Khrushchev: “We have steel workers and peasants who can afford to spend $14,000 for a house. Your American houses are built to last only 20 years so builders could sell more new houses. We build firmly. We build for our children and grandchildren.”
Nixon: “American houses last for more than 20 years, but even so, after 20 years many Americans want a new house or a new kitchen. Their kitchen is obsolete by that time. The American system is designed to take advantage of new inventions and new techniques.”
And the technical skill of their respective nations:
Nixon: “There are some instances where you may be ahead of us. For example, in the development of the thrust of your rockets for the investigation of outer space. There may be some instances, for example, colour television, where we’re ahead of you. But in order for both of us to benefit…”
Khrushchev: “No, in rockets we’ve passed you by. And in the technology…”
Nixon: “You see, you never concede anything!”
This exchange, which became known as the ‘Kitchen Debate’, was recorded on Ampex colour videotape, itself a new American invention. Nixon, who during the discussion had called for a freer exchange of ideas between the two countries, promised Khrushchev that his remarks would be broadcast in full to the American people, a promise that was later fulfilled. The ‘Kitchen Debate’ was also broadcast on Soviet television, though some of Nixon’s remarks were censored. The exchange was a rare one: two Cold War leaders, both vehement defenders of their political and economic systems, communicating their political views in person and in public.
1. The Kitchen Debate was an informal exchange between US vice-president Richard Nixon and Soviet leader Nikita Khrushchev in July 1959.
2. This exchange occurred before television cameras at an American exhibition outside Moscow. This was the second of two cross-cultural exhibitions, the Soviets also holding one in New York.
3. These exhibitions were intended to showcase the economies, technical developments and culture of each nation. Though political messages were banned, they still served as propaganda devices.
4. The debate took place in an American display home, near a model kitchen featuring modern electrical appliances, hence the name ‘Kitchen Debate’.
5. Nixon and Khrushchev engaged in banter about the respective merits of living and working in each nation. The debate was generally friendly, though there were some heated moments.

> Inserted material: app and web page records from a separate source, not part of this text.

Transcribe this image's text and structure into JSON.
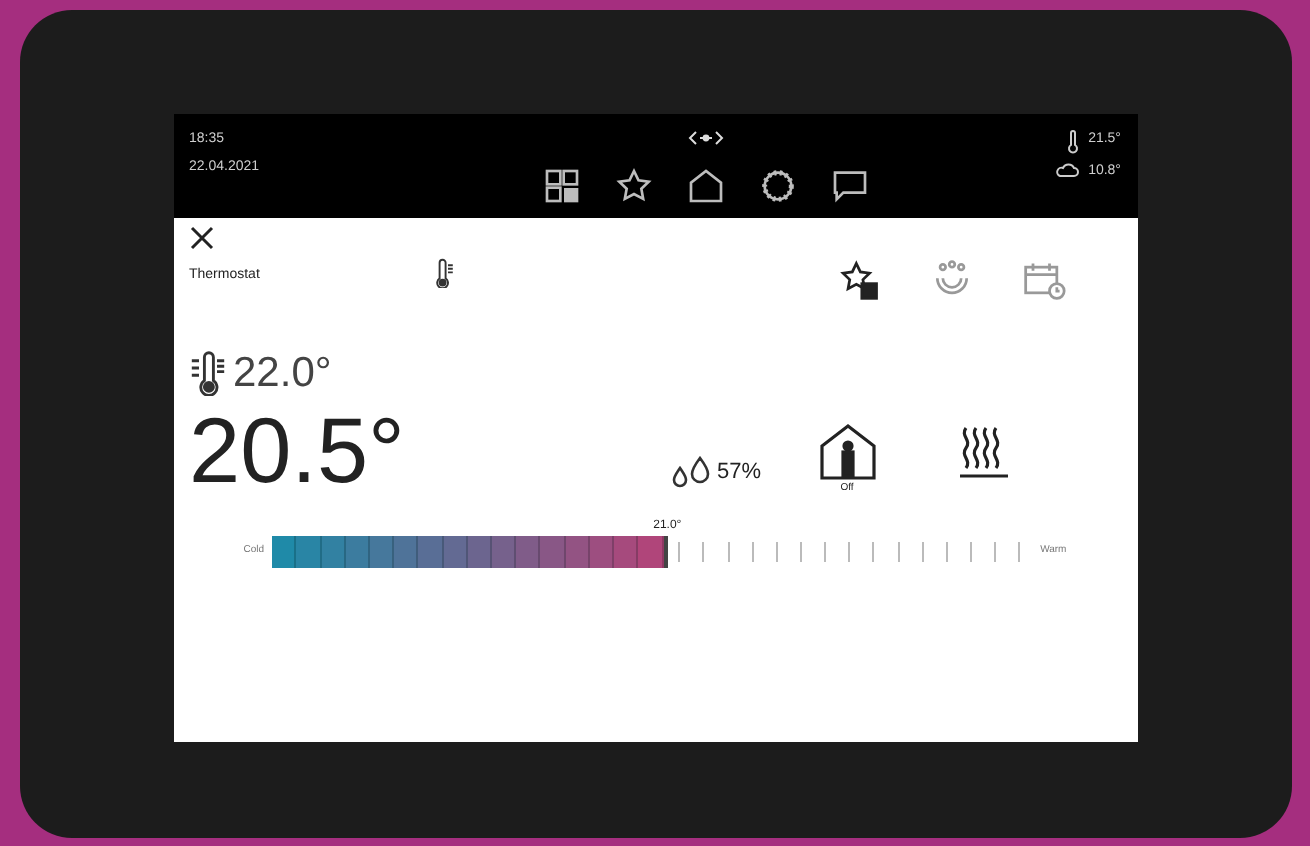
{
  "status_bar": {
    "time": "18:35",
    "date": "22.04.2021",
    "indoor_temp": "21.5°",
    "outdoor_temp": "10.8°",
    "nav": [
      {
        "kind": "rooms"
      },
      {
        "kind": "favorites"
      },
      {
        "kind": "home"
      },
      {
        "kind": "settings"
      },
      {
        "kind": "messages"
      }
    ]
  },
  "header": {
    "title": "Thermostat",
    "actions": [
      {
        "kind": "favorite-add"
      },
      {
        "kind": "presence"
      },
      {
        "kind": "schedule"
      }
    ]
  },
  "setpoint": "22.0°",
  "current": "20.5°",
  "humidity": "57%",
  "mode_label": "Off",
  "scale": {
    "cold_label": "Cold",
    "warm_label": "Warm",
    "value": "21.0°",
    "level": 0.52
  }
}
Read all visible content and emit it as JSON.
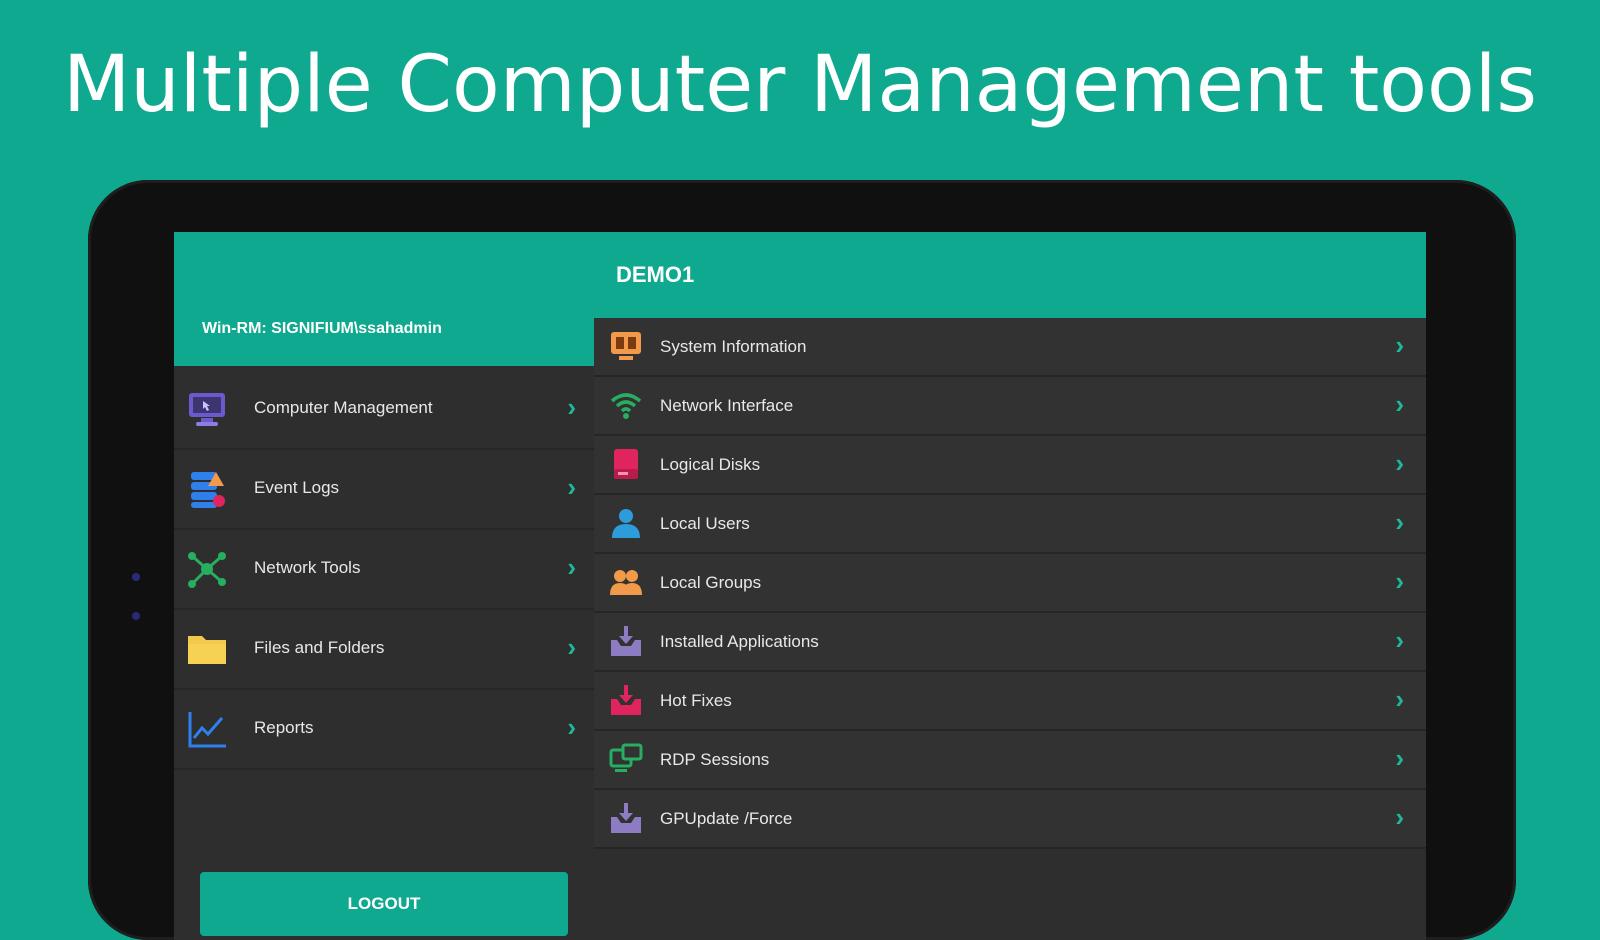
{
  "headline": "Multiple Computer Management tools",
  "left_panel": {
    "connection": "Win-RM: SIGNIFIUM\\ssahadmin",
    "items": [
      {
        "label": "Computer Management",
        "icon": "monitor-icon"
      },
      {
        "label": "Event Logs",
        "icon": "event-logs-icon"
      },
      {
        "label": "Network Tools",
        "icon": "network-tools-icon"
      },
      {
        "label": "Files and Folders",
        "icon": "folder-icon"
      },
      {
        "label": "Reports",
        "icon": "chart-icon"
      }
    ],
    "logout_label": "LOGOUT"
  },
  "right_panel": {
    "title": "DEMO1",
    "items": [
      {
        "label": "System Information",
        "icon": "system-info-icon"
      },
      {
        "label": "Network Interface",
        "icon": "wifi-icon"
      },
      {
        "label": "Logical Disks",
        "icon": "disk-icon"
      },
      {
        "label": "Local Users",
        "icon": "user-icon"
      },
      {
        "label": "Local Groups",
        "icon": "group-icon"
      },
      {
        "label": "Installed Applications",
        "icon": "install-icon"
      },
      {
        "label": "Hot Fixes",
        "icon": "hotfix-icon"
      },
      {
        "label": "RDP Sessions",
        "icon": "rdp-icon"
      },
      {
        "label": "GPUpdate /Force",
        "icon": "gpupdate-icon"
      }
    ]
  },
  "colors": {
    "accent": "#0fa98f",
    "panel": "#2e2e2e",
    "chevron": "#1fb89b"
  }
}
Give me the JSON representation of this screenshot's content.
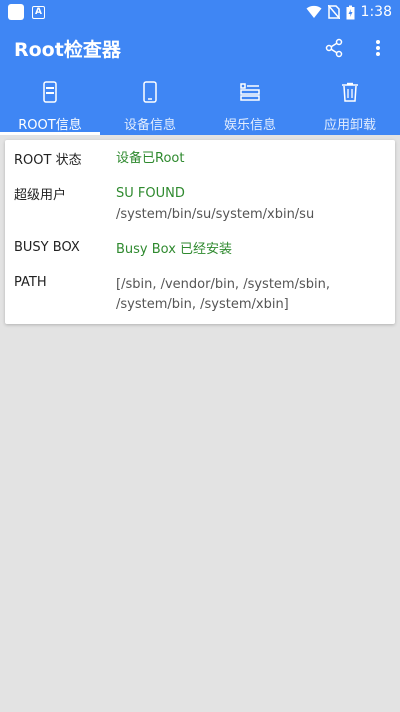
{
  "status_bar": {
    "time": "1:38"
  },
  "app": {
    "title": "Root检查器"
  },
  "tabs": [
    {
      "label": "ROOT信息"
    },
    {
      "label": "设备信息"
    },
    {
      "label": "娱乐信息"
    },
    {
      "label": "应用卸载"
    }
  ],
  "info": {
    "root_status": {
      "label": "ROOT 状态",
      "value": "设备已Root"
    },
    "superuser": {
      "label": "超级用户",
      "value": "SU FOUND",
      "path": "/system/bin/su/system/xbin/su"
    },
    "busybox": {
      "label": "BUSY BOX",
      "value": "Busy Box 已经安装"
    },
    "path": {
      "label": "PATH",
      "value": "[/sbin, /vendor/bin, /system/sbin, /system/bin, /system/xbin]"
    }
  },
  "colors": {
    "primary": "#3f86f4",
    "success": "#2f8a2f",
    "background": "#e3e3e3"
  }
}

This page was written by Jennifer Llewellyn, Jim Southey and Steve Thompson. To reference this page, use the following citation:
J. Llewellyn et al, “The Kitchen Debate”, Alpha History, accessed [today’s date], https://alphahistory.com/coldwar/kitchen-debate/.